___ Data for analysis

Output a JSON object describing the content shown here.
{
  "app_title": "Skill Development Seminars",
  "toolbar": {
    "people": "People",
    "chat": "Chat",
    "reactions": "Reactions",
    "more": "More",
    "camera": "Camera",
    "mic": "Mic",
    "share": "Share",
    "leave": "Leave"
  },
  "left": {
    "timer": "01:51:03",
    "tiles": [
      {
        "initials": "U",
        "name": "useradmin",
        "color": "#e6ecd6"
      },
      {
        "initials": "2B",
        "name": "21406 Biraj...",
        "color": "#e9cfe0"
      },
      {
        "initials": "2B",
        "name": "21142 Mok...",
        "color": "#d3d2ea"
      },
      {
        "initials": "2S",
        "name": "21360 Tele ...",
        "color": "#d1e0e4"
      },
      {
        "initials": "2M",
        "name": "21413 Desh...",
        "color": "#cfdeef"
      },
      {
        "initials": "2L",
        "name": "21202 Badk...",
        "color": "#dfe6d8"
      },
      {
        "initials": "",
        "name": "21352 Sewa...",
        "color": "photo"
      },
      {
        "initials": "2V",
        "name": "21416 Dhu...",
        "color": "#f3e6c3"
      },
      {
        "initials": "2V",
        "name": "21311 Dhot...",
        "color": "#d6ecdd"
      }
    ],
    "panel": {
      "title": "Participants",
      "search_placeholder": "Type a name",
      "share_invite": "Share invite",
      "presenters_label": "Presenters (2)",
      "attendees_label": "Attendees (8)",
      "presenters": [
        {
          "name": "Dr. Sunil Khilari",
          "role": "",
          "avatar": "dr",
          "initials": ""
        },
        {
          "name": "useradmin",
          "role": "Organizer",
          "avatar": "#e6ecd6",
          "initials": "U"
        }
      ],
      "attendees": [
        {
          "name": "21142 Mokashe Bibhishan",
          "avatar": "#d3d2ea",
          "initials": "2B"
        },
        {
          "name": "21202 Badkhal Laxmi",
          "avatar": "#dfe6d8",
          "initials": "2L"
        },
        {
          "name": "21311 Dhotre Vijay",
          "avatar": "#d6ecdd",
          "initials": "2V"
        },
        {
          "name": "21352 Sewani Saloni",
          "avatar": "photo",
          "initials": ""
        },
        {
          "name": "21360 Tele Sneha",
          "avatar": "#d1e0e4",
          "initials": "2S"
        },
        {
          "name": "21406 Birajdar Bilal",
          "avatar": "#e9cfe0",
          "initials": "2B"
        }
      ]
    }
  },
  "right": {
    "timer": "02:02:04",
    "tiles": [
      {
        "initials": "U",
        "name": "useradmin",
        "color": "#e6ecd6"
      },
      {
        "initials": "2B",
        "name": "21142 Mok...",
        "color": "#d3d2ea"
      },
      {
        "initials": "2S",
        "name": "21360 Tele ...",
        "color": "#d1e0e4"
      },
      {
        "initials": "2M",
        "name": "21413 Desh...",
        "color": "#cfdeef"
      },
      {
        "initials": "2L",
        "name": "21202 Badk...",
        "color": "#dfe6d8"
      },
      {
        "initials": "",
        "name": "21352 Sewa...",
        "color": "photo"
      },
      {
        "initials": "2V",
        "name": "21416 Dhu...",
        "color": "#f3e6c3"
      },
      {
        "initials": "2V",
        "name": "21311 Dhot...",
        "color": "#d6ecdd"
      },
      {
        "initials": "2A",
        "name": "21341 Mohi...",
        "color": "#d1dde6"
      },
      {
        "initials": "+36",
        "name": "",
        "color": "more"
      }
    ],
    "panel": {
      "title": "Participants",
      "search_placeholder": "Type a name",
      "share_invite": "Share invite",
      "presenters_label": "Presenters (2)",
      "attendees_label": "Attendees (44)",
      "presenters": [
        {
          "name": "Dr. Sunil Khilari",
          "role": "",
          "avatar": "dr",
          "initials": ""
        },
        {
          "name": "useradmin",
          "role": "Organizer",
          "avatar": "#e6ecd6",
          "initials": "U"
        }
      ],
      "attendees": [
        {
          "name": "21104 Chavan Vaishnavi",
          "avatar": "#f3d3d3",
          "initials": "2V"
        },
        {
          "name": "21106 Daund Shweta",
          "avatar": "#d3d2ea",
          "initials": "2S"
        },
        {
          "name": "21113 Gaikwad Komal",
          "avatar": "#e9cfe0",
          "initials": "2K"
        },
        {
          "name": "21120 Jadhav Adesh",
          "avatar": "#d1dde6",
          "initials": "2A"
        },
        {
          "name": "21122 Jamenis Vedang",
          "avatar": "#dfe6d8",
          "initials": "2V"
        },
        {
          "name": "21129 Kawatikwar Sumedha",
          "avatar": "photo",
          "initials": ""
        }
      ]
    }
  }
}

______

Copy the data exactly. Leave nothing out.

**Answer to this exercise:**
Output a JSON object describing the content shown here.
{
  "app_title": "Skill Development Seminars",
  "toolbar": {
    "people": "People",
    "chat": "Chat",
    "reactions": "Reactions",
    "more": "More",
    "camera": "Camera",
    "mic": "Mic",
    "share": "Share",
    "leave": "Leave"
  },
  "left": {
    "timer": "01:51:03",
    "tiles": [
      {
        "initials": "U",
        "name": "useradmin",
        "color": "#e6ecd6"
      },
      {
        "initials": "2B",
        "name": "21406 Biraj...",
        "color": "#e9cfe0"
      },
      {
        "initials": "2B",
        "name": "21142 Mok...",
        "color": "#d3d2ea"
      },
      {
        "initials": "2S",
        "name": "21360 Tele ...",
        "color": "#d1e0e4"
      },
      {
        "initials": "2M",
        "name": "21413 Desh...",
        "color": "#cfdeef"
      },
      {
        "initials": "2L",
        "name": "21202 Badk...",
        "color": "#dfe6d8"
      },
      {
        "initials": "",
        "name": "21352 Sewa...",
        "color": "photo"
      },
      {
        "initials": "2V",
        "name": "21416 Dhu...",
        "color": "#f3e6c3"
      },
      {
        "initials": "2V",
        "name": "21311 Dhot...",
        "color": "#d6ecdd"
      }
    ],
    "panel": {
      "title": "Participants",
      "search_placeholder": "Type a name",
      "share_invite": "Share invite",
      "presenters_label": "Presenters (2)",
      "attendees_label": "Attendees (8)",
      "presenters": [
        {
          "name": "Dr. Sunil Khilari",
          "role": "",
          "avatar": "dr",
          "initials": ""
        },
        {
          "name": "useradmin",
          "role": "Organizer",
          "avatar": "#e6ecd6",
          "initials": "U"
        }
      ],
      "attendees": [
        {
          "name": "21142 Mokashe Bibhishan",
          "avatar": "#d3d2ea",
          "initials": "2B"
        },
        {
          "name": "21202 Badkhal Laxmi",
          "avatar": "#dfe6d8",
          "initials": "2L"
        },
        {
          "name": "21311 Dhotre Vijay",
          "avatar": "#d6ecdd",
          "initials": "2V"
        },
        {
          "name": "21352 Sewani Saloni",
          "avatar": "photo",
          "initials": ""
        },
        {
          "name": "21360 Tele Sneha",
          "avatar": "#d1e0e4",
          "initials": "2S"
        },
        {
          "name": "21406 Birajdar Bilal",
          "avatar": "#e9cfe0",
          "initials": "2B"
        }
      ]
    }
  },
  "right": {
    "timer": "02:02:04",
    "tiles": [
      {
        "initials": "U",
        "name": "useradmin",
        "color": "#e6ecd6"
      },
      {
        "initials": "2B",
        "name": "21142 Mok...",
        "color": "#d3d2ea"
      },
      {
        "initials": "2S",
        "name": "21360 Tele ...",
        "color": "#d1e0e4"
      },
      {
        "initials": "2M",
        "name": "21413 Desh...",
        "color": "#cfdeef"
      },
      {
        "initials": "2L",
        "name": "21202 Badk...",
        "color": "#dfe6d8"
      },
      {
        "initials": "",
        "name": "21352 Sewa...",
        "color": "photo"
      },
      {
        "initials": "2V",
        "name": "21416 Dhu...",
        "color": "#f3e6c3"
      },
      {
        "initials": "2V",
        "name": "21311 Dhot...",
        "color": "#d6ecdd"
      },
      {
        "initials": "2A",
        "name": "21341 Mohi...",
        "color": "#d1dde6"
      },
      {
        "initials": "+36",
        "name": "",
        "color": "more"
      }
    ],
    "panel": {
      "title": "Participants",
      "search_placeholder": "Type a name",
      "share_invite": "Share invite",
      "presenters_label": "Presenters (2)",
      "attendees_label": "Attendees (44)",
      "presenters": [
        {
          "name": "Dr. Sunil Khilari",
          "role": "",
          "avatar": "dr",
          "initials": ""
        },
        {
          "name": "useradmin",
          "role": "Organizer",
          "avatar": "#e6ecd6",
          "initials": "U"
        }
      ],
      "attendees": [
        {
          "name": "21104 Chavan Vaishnavi",
          "avatar": "#f3d3d3",
          "initials": "2V"
        },
        {
          "name": "21106 Daund Shweta",
          "avatar": "#d3d2ea",
          "initials": "2S"
        },
        {
          "name": "21113 Gaikwad Komal",
          "avatar": "#e9cfe0",
          "initials": "2K"
        },
        {
          "name": "21120 Jadhav Adesh",
          "avatar": "#d1dde6",
          "initials": "2A"
        },
        {
          "name": "21122 Jamenis Vedang",
          "avatar": "#dfe6d8",
          "initials": "2V"
        },
        {
          "name": "21129 Kawatikwar Sumedha",
          "avatar": "photo",
          "initials": ""
        }
      ]
    }
  }
}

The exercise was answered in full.